RECORDS FOR THE EXERCISE —
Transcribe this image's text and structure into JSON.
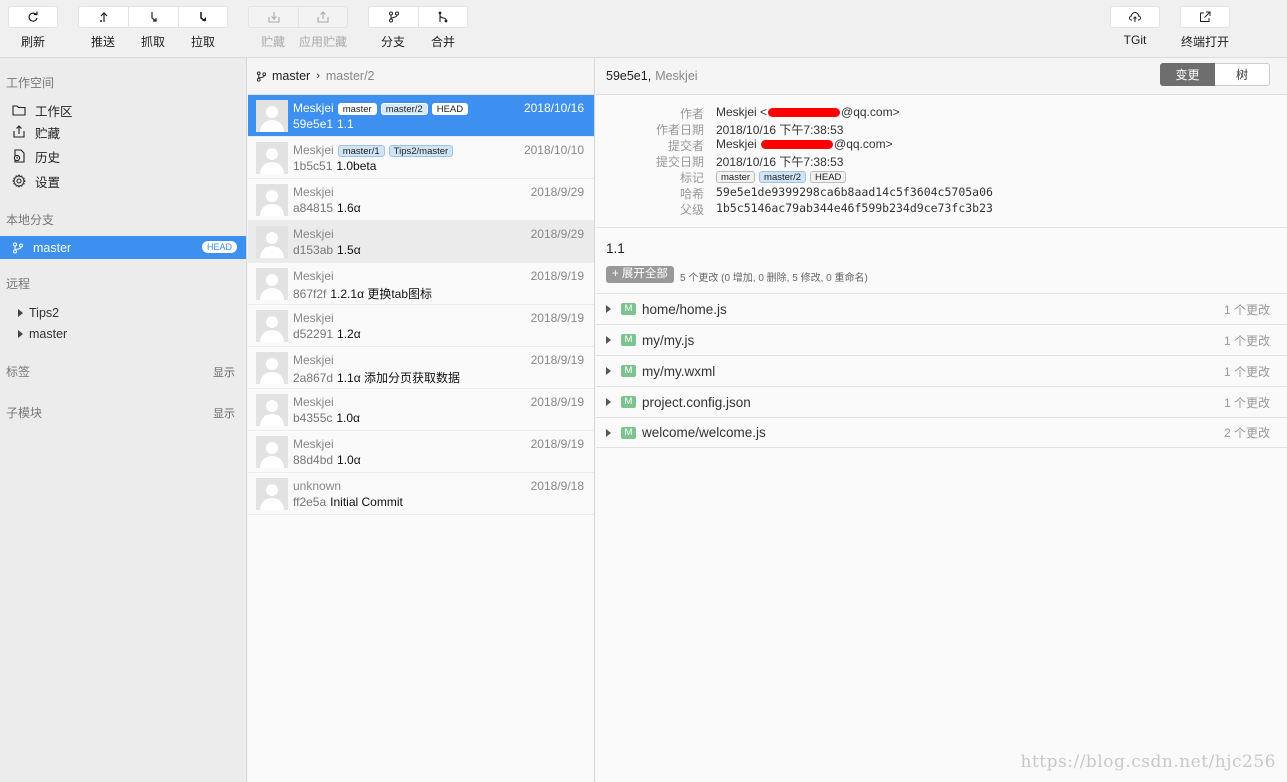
{
  "toolbar": {
    "refresh": "刷新",
    "push": "推送",
    "fetch": "抓取",
    "pull": "拉取",
    "stash": "贮藏",
    "apply_stash": "应用贮藏",
    "branch": "分支",
    "merge": "合并",
    "tgit": "TGit",
    "terminal": "终端打开"
  },
  "sidebar": {
    "workspace_title": "工作空间",
    "workspace_items": [
      {
        "label": "工作区",
        "icon": "folder-icon"
      },
      {
        "label": "贮藏",
        "icon": "stash-icon"
      },
      {
        "label": "历史",
        "icon": "history-icon"
      },
      {
        "label": "设置",
        "icon": "gear-icon"
      }
    ],
    "local_title": "本地分支",
    "local_branch": {
      "label": "master",
      "badge": "HEAD"
    },
    "remote_title": "远程",
    "remotes": [
      "Tips2",
      "master"
    ],
    "tags_title": "标签",
    "tags_action": "显示",
    "submodules_title": "子模块",
    "submodules_action": "显示"
  },
  "commit_list": {
    "branch": "master",
    "separator": "›",
    "compare": "master/2",
    "commits": [
      {
        "author": "Meskjei",
        "date": "2018/10/16",
        "hash": "59e5e1",
        "message": "1.1",
        "tags": [
          {
            "text": "master",
            "style": "gray"
          },
          {
            "text": "master/2",
            "style": "blue"
          },
          {
            "text": "HEAD",
            "style": "gray"
          }
        ]
      },
      {
        "author": "Meskjei",
        "date": "2018/10/10",
        "hash": "1b5c51",
        "message": "1.0beta",
        "tags": [
          {
            "text": "master/1",
            "style": "blue"
          },
          {
            "text": "Tips2/master",
            "style": "blue"
          }
        ]
      },
      {
        "author": "Meskjei",
        "date": "2018/9/29",
        "hash": "a84815",
        "message": "1.6α",
        "tags": []
      },
      {
        "author": "Meskjei",
        "date": "2018/9/29",
        "hash": "d153ab",
        "message": "1.5α",
        "tags": []
      },
      {
        "author": "Meskjei",
        "date": "2018/9/19",
        "hash": "867f2f",
        "message": "1.2.1α 更换tab图标",
        "tags": []
      },
      {
        "author": "Meskjei",
        "date": "2018/9/19",
        "hash": "d52291",
        "message": "1.2α",
        "tags": []
      },
      {
        "author": "Meskjei",
        "date": "2018/9/19",
        "hash": "2a867d",
        "message": "1.1α 添加分页获取数据",
        "tags": []
      },
      {
        "author": "Meskjei",
        "date": "2018/9/19",
        "hash": "b4355c",
        "message": "1.0α",
        "tags": []
      },
      {
        "author": "Meskjei",
        "date": "2018/9/19",
        "hash": "88d4bd",
        "message": "1.0α",
        "tags": []
      },
      {
        "author": "unknown",
        "date": "2018/9/18",
        "hash": "ff2e5a",
        "message": "Initial Commit",
        "tags": []
      }
    ]
  },
  "detail": {
    "hash_short": "59e5e1,",
    "author_short": "Meskjei",
    "tab_changes": "变更",
    "tab_tree": "树",
    "fields": {
      "author_label": "作者",
      "author_name": "Meskjei <",
      "author_email_suffix": "@qq.com>",
      "author_date_label": "作者日期",
      "author_date": "2018/10/16 下午7:38:53",
      "committer_label": "提交者",
      "committer_name": "Meskjei",
      "committer_email_suffix": "@qq.com>",
      "commit_date_label": "提交日期",
      "commit_date": "2018/10/16 下午7:38:53",
      "refs_label": "标记",
      "refs": [
        {
          "text": "master",
          "style": "gray"
        },
        {
          "text": "master/2",
          "style": "blue"
        },
        {
          "text": "HEAD",
          "style": "gray"
        }
      ],
      "hash_label": "哈希",
      "hash": "59e5e1de9399298ca6b8aad14c5f3604c5705a06",
      "parent_label": "父级",
      "parent": "1b5c5146ac79ab344e46f599b234d9ce73fc3b23"
    },
    "subject": "1.1",
    "expand_label": "+ 展开全部",
    "summary": "5 个更改 (0 增加, 0 删除, 5 修改, 0 重命名)",
    "files": [
      {
        "status": "M",
        "path": "home/home.js",
        "changes": "1 个更改"
      },
      {
        "status": "M",
        "path": "my/my.js",
        "changes": "1 个更改"
      },
      {
        "status": "M",
        "path": "my/my.wxml",
        "changes": "1 个更改"
      },
      {
        "status": "M",
        "path": "project.config.json",
        "changes": "1 个更改"
      },
      {
        "status": "M",
        "path": "welcome/welcome.js",
        "changes": "2 个更改"
      }
    ]
  },
  "watermark": "https://blog.csdn.net/hjc256",
  "colors": {
    "accent": "#3d8ff0",
    "modified_badge": "#7cc38f",
    "redaction": "#ff0000"
  }
}
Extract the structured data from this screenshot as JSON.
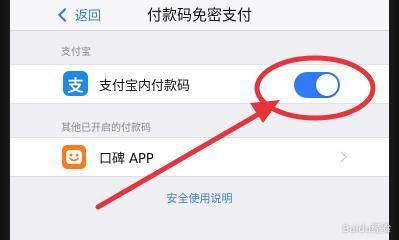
{
  "nav": {
    "back_label": "返回",
    "title": "付款码免密支付"
  },
  "sections": {
    "alipay_header": "支付宝",
    "others_header": "其他已开启的付款码"
  },
  "rows": {
    "alipay": {
      "icon_char": "支",
      "label": "支付宝内付款码",
      "toggle_on": true
    },
    "koubei": {
      "label": "口碑 APP"
    }
  },
  "footer_link": "安全使用说明",
  "watermark": "Baidu经验",
  "colors": {
    "accent": "#2f7bf5",
    "alipay_icon": "#1e88e5",
    "koubei_icon": "#ff7a1a",
    "annotation": "#e8323c"
  },
  "icons": {
    "back": "chevron-left-icon",
    "alipay": "alipay-icon",
    "koubei": "koubei-smile-icon",
    "disclosure": "chevron-right-icon"
  }
}
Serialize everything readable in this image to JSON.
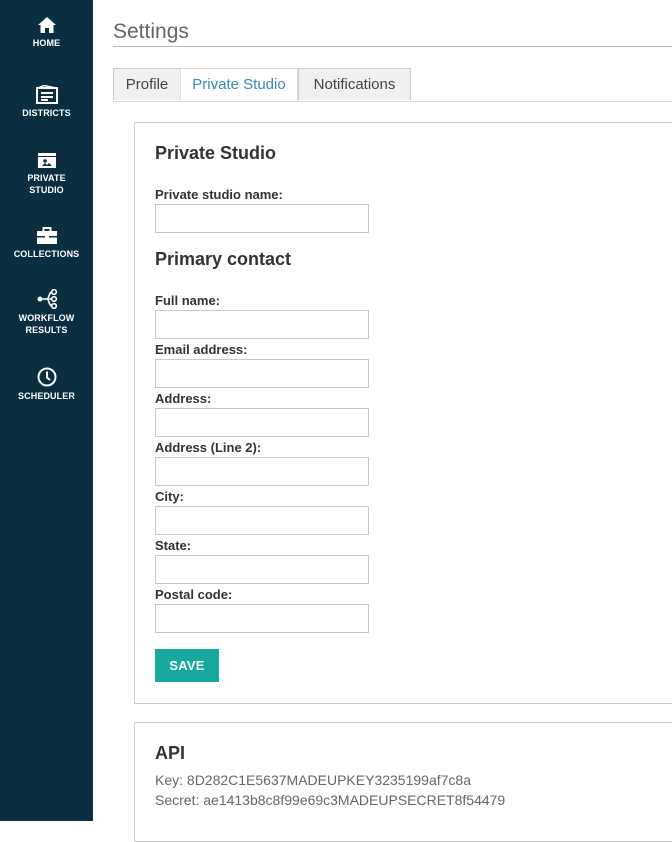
{
  "sidebar": {
    "items": [
      {
        "label": "HOME",
        "icon": "home-icon"
      },
      {
        "label": "DISTRICTS",
        "icon": "districts-icon"
      },
      {
        "label": "PRIVATE\nSTUDIO",
        "icon": "private-studio-icon"
      },
      {
        "label": "COLLECTIONS",
        "icon": "briefcase-icon"
      },
      {
        "label": "WORKFLOW\nRESULTS",
        "icon": "workflow-icon"
      },
      {
        "label": "SCHEDULER",
        "icon": "clock-icon"
      }
    ],
    "background": "#0b2e40"
  },
  "page": {
    "title": "Settings"
  },
  "tabs": [
    {
      "label": "Profile",
      "active": false
    },
    {
      "label": "Private Studio",
      "active": true
    },
    {
      "label": "Notifications",
      "active": false
    }
  ],
  "studio": {
    "heading": "Private Studio",
    "name_label": "Private studio name:",
    "name_value": ""
  },
  "contact": {
    "heading": "Primary contact",
    "full_name_label": "Full name:",
    "email_label": "Email address:",
    "address_label": "Address:",
    "address2_label": "Address (Line 2):",
    "city_label": "City:",
    "state_label": "State:",
    "postal_label": "Postal code:"
  },
  "save_label": "SAVE",
  "accent_color": "#17a89e",
  "api": {
    "heading": "API",
    "key_line": "Key: 8D282C1E5637MADEUPKEY3235199af7c8a",
    "secret_line": "Secret: ae1413b8c8f99e69c3MADEUPSECRET8f54479"
  }
}
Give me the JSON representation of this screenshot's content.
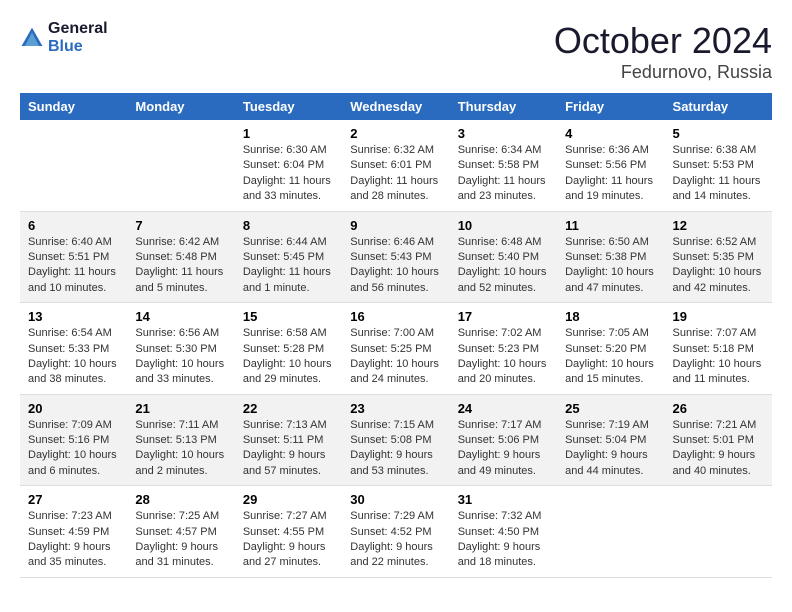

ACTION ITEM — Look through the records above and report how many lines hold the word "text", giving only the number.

COMPLETED TASK — 9